Although my primary reasons for being in Maine were to hang Evolving Beauty, give an emulsion transfer workshop, and make a series of presentations on my work, I also had plans to work with a number of models, outdoors if possible, and indoors if the weather was prohibitive.
Leslie was the first model I had an opportunity to work with, and as it
was too cold outside, we (sensibly) stayed inside, working at the home
of another model.
I'm always a little leery of working with
natural light indoors...it's like a studio, in that to achieve the
qualities I seek (a degree of universality), I try to remove all
specific references (furniture, books, wall-hangings etc.) and yet,
unlike a studio, I haven't control over the lighting...I get what is
there. It's good in some ways - like working outdoors, it tends to be
reactive image-making (i.e. I search for the photo, or have it revealed
to me, as opposed to "make" it), but by the same token, I am controlling
the environmental setting, but have no control over the environmental
lighting ... a frustrating combination.

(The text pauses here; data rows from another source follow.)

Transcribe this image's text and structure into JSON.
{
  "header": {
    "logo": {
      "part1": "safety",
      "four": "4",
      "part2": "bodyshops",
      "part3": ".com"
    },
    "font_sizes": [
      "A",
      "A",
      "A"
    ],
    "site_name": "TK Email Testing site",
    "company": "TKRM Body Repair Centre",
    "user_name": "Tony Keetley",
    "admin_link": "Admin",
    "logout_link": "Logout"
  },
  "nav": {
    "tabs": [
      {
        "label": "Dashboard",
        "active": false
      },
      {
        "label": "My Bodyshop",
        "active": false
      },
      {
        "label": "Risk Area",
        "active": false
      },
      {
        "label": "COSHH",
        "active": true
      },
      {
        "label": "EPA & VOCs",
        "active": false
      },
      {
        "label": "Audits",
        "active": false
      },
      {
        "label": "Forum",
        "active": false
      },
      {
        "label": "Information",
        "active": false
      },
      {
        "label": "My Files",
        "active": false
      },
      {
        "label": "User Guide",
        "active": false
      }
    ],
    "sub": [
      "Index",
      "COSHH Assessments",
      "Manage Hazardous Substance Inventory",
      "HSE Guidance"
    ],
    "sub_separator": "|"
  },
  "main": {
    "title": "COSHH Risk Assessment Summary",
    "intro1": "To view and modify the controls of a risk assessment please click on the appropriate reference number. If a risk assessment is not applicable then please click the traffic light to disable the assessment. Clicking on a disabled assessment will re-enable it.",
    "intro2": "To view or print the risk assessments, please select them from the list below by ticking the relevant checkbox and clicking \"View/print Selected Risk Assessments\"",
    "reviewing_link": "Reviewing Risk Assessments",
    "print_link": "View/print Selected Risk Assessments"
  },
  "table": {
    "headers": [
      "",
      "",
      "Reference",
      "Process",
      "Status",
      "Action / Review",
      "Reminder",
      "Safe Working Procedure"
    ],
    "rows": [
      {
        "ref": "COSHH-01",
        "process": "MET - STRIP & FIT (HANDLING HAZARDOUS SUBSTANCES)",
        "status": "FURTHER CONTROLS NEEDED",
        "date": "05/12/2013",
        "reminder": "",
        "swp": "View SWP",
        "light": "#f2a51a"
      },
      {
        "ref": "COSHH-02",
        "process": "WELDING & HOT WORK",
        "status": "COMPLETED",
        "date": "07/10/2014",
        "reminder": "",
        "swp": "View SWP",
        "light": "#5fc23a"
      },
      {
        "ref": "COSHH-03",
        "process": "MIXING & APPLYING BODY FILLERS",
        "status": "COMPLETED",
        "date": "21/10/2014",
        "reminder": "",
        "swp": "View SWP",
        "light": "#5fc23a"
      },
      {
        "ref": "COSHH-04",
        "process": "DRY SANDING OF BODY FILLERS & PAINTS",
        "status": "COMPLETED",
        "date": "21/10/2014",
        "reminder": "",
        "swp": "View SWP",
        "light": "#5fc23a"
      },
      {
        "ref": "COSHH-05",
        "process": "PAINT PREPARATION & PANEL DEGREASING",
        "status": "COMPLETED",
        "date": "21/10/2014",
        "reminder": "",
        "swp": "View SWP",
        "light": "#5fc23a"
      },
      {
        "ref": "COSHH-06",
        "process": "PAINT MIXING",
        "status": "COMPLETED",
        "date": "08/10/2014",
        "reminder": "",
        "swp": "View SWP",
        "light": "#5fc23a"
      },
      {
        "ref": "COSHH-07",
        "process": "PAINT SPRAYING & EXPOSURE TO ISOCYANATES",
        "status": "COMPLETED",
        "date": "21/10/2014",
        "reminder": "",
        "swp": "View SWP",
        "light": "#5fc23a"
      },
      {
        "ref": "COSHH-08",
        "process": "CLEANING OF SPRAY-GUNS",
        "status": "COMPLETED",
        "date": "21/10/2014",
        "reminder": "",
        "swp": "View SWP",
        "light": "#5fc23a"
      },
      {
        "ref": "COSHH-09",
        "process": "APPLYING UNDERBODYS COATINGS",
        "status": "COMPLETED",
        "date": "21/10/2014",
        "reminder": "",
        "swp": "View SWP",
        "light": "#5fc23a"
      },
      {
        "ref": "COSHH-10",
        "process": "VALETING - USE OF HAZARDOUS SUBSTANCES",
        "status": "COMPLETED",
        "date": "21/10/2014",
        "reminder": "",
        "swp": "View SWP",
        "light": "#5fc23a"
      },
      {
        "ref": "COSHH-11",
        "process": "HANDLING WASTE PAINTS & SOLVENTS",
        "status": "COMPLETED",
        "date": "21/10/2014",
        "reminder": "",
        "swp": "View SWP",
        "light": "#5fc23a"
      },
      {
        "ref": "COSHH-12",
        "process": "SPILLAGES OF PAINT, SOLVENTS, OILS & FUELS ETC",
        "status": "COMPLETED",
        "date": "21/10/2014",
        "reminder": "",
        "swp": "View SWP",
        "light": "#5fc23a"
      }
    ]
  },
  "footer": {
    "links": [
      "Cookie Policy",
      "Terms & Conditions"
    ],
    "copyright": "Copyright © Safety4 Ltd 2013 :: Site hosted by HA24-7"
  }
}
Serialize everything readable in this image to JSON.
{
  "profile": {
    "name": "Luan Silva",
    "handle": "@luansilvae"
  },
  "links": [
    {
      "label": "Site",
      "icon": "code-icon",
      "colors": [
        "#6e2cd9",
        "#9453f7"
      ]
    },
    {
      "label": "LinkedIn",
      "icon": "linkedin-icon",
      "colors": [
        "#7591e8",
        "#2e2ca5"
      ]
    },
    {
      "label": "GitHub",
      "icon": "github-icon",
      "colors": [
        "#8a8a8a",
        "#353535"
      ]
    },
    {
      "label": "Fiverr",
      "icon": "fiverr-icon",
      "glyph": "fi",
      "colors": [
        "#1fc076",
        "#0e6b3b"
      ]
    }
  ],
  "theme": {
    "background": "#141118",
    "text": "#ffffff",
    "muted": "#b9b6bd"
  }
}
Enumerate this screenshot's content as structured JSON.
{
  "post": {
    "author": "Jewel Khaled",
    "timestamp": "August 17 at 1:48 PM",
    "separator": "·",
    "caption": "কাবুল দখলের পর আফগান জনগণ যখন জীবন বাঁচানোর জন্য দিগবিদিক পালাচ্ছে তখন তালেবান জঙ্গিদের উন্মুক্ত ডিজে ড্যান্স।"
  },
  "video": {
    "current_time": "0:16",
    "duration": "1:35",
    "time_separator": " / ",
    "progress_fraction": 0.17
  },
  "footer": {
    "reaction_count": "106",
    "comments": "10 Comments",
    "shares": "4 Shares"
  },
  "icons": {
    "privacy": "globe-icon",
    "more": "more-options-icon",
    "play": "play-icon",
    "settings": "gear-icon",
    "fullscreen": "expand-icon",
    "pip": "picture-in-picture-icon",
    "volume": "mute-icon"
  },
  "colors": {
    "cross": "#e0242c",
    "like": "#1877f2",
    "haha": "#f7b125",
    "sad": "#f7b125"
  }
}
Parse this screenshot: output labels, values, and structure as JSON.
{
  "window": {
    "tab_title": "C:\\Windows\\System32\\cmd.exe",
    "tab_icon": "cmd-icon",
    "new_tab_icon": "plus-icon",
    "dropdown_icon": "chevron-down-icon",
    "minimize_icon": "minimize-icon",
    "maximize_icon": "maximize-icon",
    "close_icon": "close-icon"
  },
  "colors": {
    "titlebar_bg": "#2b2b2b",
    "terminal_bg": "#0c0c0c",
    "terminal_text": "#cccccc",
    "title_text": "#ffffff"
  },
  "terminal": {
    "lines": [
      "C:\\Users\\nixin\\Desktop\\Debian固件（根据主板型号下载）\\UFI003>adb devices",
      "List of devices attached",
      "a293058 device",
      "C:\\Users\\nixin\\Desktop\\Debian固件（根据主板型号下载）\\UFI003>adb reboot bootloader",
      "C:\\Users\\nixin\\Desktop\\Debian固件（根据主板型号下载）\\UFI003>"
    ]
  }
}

All that said, I am terribly pleased with the results. The soft lighting that came through the large windows at Laurel's house was wonderfully descriptive, falling across the plains of Leslie's body in light sheets. Leslie's comfort with the camera, and openness to the experience (she had not previously modeled nude) made the whole session rich with images, both portraits and abstracted nudes.
|6x12 cm film|
|6x12 cm film|